**What you should do:** Search the records below for "центров" and copy every line it turns up in.
=== Section Start ===
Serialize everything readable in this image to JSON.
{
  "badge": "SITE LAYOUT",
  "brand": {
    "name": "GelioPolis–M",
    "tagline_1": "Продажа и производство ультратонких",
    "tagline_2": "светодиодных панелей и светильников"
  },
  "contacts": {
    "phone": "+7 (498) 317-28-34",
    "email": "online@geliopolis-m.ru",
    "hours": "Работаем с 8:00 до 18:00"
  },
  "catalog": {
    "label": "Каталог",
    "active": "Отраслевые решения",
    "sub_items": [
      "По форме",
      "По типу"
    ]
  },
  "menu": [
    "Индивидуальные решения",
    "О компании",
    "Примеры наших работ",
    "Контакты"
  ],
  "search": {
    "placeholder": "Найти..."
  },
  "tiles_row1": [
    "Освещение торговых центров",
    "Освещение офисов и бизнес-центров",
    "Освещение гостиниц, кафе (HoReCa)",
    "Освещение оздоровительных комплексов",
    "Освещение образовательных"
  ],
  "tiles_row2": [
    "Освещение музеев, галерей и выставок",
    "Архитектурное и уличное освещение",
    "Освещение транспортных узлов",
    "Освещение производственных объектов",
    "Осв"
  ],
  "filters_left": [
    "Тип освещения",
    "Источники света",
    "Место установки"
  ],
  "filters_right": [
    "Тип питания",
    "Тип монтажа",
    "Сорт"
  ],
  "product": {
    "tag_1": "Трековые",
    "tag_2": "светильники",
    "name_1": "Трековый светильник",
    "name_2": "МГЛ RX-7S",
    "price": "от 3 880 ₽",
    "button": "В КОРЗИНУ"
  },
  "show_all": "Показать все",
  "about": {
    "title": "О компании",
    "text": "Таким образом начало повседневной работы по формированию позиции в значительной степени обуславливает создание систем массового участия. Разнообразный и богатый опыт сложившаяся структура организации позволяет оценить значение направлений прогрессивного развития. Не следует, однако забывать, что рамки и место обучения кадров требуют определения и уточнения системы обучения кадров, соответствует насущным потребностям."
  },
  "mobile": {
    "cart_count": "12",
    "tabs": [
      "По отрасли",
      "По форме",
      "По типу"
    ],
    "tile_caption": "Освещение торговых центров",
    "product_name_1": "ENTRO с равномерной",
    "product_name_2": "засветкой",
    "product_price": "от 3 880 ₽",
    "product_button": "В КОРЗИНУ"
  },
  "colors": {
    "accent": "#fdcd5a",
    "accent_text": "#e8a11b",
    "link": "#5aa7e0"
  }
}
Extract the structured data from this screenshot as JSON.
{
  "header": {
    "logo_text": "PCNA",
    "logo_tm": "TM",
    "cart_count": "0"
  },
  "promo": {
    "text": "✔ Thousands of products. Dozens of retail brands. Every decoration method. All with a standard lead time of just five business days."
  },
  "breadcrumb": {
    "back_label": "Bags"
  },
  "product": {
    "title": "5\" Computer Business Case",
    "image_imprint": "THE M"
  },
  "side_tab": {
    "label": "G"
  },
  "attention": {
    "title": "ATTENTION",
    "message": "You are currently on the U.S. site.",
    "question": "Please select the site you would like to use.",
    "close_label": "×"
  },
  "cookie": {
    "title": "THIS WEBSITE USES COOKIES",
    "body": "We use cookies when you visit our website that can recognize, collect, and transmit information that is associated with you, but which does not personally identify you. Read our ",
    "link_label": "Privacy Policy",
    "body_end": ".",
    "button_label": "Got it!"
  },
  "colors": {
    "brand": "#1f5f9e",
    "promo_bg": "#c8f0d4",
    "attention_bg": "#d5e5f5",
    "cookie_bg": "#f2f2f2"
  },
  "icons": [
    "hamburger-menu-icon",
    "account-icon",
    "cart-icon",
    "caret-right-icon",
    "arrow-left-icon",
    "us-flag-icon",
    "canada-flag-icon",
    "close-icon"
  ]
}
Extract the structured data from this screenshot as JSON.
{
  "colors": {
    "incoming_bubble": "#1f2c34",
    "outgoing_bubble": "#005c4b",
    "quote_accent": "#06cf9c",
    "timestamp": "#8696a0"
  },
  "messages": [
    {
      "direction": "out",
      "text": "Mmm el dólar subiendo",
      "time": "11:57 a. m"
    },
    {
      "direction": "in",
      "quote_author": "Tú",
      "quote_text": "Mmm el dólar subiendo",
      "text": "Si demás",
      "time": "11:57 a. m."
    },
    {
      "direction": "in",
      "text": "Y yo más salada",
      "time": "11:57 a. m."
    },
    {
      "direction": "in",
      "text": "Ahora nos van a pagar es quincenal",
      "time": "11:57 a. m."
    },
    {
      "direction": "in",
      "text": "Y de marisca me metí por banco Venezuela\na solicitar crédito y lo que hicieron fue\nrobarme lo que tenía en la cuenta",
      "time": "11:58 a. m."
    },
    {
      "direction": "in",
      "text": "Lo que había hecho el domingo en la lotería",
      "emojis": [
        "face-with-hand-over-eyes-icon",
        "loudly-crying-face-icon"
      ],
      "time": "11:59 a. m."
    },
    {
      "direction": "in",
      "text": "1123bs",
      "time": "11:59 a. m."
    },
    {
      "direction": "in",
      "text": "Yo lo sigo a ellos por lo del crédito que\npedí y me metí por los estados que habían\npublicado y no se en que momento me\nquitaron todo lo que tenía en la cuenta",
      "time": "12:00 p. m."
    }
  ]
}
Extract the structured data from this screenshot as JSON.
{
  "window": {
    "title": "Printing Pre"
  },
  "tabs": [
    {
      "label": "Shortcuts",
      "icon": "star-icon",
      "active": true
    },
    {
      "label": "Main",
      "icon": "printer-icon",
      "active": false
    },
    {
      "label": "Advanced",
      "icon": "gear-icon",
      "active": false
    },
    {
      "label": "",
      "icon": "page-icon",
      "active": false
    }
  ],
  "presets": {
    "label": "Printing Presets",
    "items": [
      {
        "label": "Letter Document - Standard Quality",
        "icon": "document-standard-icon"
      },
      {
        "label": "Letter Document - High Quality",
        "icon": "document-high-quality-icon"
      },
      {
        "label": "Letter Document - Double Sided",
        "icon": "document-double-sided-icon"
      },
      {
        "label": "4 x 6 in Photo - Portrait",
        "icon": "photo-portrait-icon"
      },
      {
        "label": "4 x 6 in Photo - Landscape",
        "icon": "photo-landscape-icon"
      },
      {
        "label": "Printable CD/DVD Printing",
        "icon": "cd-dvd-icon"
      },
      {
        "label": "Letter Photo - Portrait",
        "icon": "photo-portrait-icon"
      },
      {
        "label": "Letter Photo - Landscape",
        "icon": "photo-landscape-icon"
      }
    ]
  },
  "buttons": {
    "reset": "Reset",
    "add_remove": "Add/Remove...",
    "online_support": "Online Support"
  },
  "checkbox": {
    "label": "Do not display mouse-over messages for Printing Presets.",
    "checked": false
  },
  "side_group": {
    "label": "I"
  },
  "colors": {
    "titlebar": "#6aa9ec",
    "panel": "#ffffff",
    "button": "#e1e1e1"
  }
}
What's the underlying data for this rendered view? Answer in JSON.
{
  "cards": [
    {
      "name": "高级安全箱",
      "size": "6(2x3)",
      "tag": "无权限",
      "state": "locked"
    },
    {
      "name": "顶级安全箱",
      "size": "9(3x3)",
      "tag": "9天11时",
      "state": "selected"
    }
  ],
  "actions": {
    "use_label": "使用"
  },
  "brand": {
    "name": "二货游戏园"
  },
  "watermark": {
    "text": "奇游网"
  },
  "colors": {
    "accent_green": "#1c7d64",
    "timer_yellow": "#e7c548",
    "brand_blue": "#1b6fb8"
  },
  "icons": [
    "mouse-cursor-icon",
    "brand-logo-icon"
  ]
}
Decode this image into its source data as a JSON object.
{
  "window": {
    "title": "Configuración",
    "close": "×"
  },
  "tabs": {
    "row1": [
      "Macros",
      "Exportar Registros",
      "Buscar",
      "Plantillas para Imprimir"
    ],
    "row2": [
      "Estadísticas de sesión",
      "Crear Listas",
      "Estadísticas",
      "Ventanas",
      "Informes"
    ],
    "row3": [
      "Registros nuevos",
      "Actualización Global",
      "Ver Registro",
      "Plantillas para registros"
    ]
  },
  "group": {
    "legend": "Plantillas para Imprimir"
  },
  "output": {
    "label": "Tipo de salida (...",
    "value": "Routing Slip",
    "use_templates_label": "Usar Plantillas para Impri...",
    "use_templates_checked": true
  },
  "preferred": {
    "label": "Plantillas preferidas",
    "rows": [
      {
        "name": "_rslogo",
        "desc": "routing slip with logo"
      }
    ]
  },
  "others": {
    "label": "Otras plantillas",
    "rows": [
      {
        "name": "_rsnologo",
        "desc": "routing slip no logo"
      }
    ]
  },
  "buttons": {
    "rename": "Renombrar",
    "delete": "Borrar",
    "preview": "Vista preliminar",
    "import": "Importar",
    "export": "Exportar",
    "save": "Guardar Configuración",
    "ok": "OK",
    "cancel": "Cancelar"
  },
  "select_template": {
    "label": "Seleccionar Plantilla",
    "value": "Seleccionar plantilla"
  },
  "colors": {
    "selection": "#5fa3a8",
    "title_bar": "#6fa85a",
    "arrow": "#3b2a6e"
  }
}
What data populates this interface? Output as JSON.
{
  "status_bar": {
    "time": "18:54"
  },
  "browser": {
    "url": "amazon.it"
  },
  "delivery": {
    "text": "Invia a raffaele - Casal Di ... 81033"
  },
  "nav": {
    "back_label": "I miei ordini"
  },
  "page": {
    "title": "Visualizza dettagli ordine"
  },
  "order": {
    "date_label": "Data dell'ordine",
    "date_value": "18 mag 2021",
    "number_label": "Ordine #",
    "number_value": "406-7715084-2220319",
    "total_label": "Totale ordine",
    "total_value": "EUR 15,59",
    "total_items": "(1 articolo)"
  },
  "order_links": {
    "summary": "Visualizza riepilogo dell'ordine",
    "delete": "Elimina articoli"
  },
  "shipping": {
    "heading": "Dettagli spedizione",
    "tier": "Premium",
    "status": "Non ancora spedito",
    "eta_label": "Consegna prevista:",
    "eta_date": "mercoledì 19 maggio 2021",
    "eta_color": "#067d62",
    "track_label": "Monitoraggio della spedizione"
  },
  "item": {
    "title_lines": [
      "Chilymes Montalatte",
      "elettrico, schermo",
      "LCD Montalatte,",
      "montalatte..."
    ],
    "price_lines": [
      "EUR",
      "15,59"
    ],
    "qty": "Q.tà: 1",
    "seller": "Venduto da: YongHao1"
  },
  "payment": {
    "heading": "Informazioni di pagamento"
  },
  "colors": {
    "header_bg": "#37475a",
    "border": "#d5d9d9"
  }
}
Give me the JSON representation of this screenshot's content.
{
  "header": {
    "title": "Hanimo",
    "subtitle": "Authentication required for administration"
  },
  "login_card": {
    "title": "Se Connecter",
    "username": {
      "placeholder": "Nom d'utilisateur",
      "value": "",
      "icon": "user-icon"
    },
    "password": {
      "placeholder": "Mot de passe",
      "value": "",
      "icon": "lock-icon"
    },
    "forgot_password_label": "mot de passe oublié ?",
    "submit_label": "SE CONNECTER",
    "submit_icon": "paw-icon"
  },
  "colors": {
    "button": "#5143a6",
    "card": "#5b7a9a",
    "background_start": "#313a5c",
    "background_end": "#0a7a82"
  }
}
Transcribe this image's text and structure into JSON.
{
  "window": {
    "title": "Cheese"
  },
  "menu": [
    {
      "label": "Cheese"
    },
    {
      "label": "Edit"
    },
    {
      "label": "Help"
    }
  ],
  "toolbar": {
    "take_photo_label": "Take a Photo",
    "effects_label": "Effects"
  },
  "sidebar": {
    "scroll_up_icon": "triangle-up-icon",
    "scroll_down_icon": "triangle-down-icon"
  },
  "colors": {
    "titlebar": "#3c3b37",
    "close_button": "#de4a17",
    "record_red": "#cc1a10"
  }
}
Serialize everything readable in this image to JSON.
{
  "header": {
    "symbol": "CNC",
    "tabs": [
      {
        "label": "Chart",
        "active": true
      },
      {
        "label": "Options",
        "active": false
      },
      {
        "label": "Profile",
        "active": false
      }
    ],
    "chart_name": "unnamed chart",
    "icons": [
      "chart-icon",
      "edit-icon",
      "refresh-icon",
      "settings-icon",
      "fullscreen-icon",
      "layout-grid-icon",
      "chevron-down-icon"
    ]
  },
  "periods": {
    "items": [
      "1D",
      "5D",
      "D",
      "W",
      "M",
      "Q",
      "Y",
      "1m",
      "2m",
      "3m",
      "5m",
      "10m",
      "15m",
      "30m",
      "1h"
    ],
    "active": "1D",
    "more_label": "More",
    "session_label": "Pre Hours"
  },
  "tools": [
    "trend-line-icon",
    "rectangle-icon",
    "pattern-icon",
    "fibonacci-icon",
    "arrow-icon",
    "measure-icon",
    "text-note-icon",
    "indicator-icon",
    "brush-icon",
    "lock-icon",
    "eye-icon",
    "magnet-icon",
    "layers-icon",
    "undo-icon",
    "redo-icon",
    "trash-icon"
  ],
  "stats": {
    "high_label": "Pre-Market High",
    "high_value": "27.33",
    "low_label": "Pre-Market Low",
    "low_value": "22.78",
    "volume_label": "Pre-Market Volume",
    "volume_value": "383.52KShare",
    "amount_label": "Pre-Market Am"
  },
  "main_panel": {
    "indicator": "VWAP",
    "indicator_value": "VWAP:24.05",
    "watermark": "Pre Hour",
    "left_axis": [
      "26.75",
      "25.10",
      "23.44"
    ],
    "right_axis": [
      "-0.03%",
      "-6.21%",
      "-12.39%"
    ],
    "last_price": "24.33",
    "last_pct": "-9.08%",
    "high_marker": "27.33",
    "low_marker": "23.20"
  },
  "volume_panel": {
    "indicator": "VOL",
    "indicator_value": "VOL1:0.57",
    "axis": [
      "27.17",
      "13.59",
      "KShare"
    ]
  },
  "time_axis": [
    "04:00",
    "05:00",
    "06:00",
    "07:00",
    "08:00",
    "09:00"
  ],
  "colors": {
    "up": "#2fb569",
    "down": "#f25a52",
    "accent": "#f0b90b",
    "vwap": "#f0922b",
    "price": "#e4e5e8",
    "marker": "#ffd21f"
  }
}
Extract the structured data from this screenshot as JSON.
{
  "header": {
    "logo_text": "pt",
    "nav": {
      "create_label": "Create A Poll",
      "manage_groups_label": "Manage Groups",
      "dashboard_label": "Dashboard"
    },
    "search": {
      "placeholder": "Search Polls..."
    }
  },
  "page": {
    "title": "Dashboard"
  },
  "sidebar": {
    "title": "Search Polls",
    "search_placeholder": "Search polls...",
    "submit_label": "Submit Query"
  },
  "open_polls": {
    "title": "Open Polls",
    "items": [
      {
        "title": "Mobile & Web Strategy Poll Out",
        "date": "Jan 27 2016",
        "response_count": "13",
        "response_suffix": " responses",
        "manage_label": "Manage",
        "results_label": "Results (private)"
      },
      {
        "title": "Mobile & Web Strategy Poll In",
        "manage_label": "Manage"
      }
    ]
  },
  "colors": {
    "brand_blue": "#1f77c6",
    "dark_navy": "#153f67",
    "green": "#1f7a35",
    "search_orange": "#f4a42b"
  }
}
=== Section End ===
**Result:**
    "Освещение торговых центров",
    "Освещение офисов и бизнес-центров",
    "tile_caption": "Освещение торговых центров",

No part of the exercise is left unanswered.